The answer should contain all of the data, retyped without any alteration.

• _Items from a data source_:

┄┄┄┄┄┄

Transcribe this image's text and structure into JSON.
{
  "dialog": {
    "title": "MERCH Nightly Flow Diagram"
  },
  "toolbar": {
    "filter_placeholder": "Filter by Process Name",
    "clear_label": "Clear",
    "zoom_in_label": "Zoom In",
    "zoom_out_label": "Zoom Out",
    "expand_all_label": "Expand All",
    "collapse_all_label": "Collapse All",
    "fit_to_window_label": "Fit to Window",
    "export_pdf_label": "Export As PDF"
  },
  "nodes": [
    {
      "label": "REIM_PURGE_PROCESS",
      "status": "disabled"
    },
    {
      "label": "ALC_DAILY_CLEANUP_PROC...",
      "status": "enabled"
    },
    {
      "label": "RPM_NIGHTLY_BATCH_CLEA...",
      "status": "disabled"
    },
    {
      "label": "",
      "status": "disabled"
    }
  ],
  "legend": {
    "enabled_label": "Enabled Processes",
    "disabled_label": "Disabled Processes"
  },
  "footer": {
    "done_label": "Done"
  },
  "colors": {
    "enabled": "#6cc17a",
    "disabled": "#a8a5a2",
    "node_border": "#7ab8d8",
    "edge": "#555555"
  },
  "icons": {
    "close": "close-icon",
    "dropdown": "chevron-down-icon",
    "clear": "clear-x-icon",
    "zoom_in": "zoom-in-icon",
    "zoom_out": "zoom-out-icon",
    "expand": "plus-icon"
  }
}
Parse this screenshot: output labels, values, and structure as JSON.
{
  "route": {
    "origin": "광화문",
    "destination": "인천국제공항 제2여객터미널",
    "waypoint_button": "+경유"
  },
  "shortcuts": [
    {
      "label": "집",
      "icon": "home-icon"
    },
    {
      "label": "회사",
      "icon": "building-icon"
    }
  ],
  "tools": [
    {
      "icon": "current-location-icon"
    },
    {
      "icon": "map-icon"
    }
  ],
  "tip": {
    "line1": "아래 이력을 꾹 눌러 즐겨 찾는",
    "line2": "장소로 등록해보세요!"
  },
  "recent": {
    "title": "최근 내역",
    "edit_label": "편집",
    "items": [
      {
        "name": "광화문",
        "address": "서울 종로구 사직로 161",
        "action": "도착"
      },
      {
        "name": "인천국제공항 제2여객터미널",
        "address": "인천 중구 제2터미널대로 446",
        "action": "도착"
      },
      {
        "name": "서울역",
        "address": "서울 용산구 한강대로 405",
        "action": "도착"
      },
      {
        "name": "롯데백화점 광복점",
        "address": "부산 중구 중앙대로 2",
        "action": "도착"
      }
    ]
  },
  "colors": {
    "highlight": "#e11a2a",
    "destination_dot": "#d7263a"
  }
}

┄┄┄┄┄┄

• _Expected answer_:
Transcribe this image's text and structure into JSON.
{
  "dialog": {
    "title": "MERCH Nightly Flow Diagram"
  },
  "toolbar": {
    "filter_placeholder": "Filter by Process Name",
    "clear_label": "Clear",
    "zoom_in_label": "Zoom In",
    "zoom_out_label": "Zoom Out",
    "expand_all_label": "Expand All",
    "collapse_all_label": "Collapse All",
    "fit_to_window_label": "Fit to Window",
    "export_pdf_label": "Export As PDF"
  },
  "nodes": [
    {
      "label": "REIM_PURGE_PROCESS",
      "status": "disabled"
    },
    {
      "label": "ALC_DAILY_CLEANUP_PROC...",
      "status": "enabled"
    },
    {
      "label": "RPM_NIGHTLY_BATCH_CLEA...",
      "status": "disabled"
    },
    {
      "label": "",
      "status": "disabled"
    }
  ],
  "legend": {
    "enabled_label": "Enabled Processes",
    "disabled_label": "Disabled Processes"
  },
  "footer": {
    "done_label": "Done"
  },
  "colors": {
    "enabled": "#6cc17a",
    "disabled": "#a8a5a2",
    "node_border": "#7ab8d8",
    "edge": "#555555"
  },
  "icons": {
    "close": "close-icon",
    "dropdown": "chevron-down-icon",
    "clear": "clear-x-icon",
    "zoom_in": "zoom-in-icon",
    "zoom_out": "zoom-out-icon",
    "expand": "plus-icon"
  }
}
Parse this screenshot: output labels, values, and structure as JSON.
{
  "route": {
    "origin": "광화문",
    "destination": "인천국제공항 제2여객터미널",
    "waypoint_button": "+경유"
  },
  "shortcuts": [
    {
      "label": "집",
      "icon": "home-icon"
    },
    {
      "label": "회사",
      "icon": "building-icon"
    }
  ],
  "tools": [
    {
      "icon": "current-location-icon"
    },
    {
      "icon": "map-icon"
    }
  ],
  "tip": {
    "line1": "아래 이력을 꾹 눌러 즐겨 찾는",
    "line2": "장소로 등록해보세요!"
  },
  "recent": {
    "title": "최근 내역",
    "edit_label": "편집",
    "items": [
      {
        "name": "광화문",
        "address": "서울 종로구 사직로 161",
        "action": "도착"
      },
      {
        "name": "인천국제공항 제2여객터미널",
        "address": "인천 중구 제2터미널대로 446",
        "action": "도착"
      },
      {
        "name": "서울역",
        "address": "서울 용산구 한강대로 405",
        "action": "도착"
      },
      {
        "name": "롯데백화점 광복점",
        "address": "부산 중구 중앙대로 2",
        "action": "도착"
      }
    ]
  },
  "colors": {
    "highlight": "#e11a2a",
    "destination_dot": "#d7263a"
  }
}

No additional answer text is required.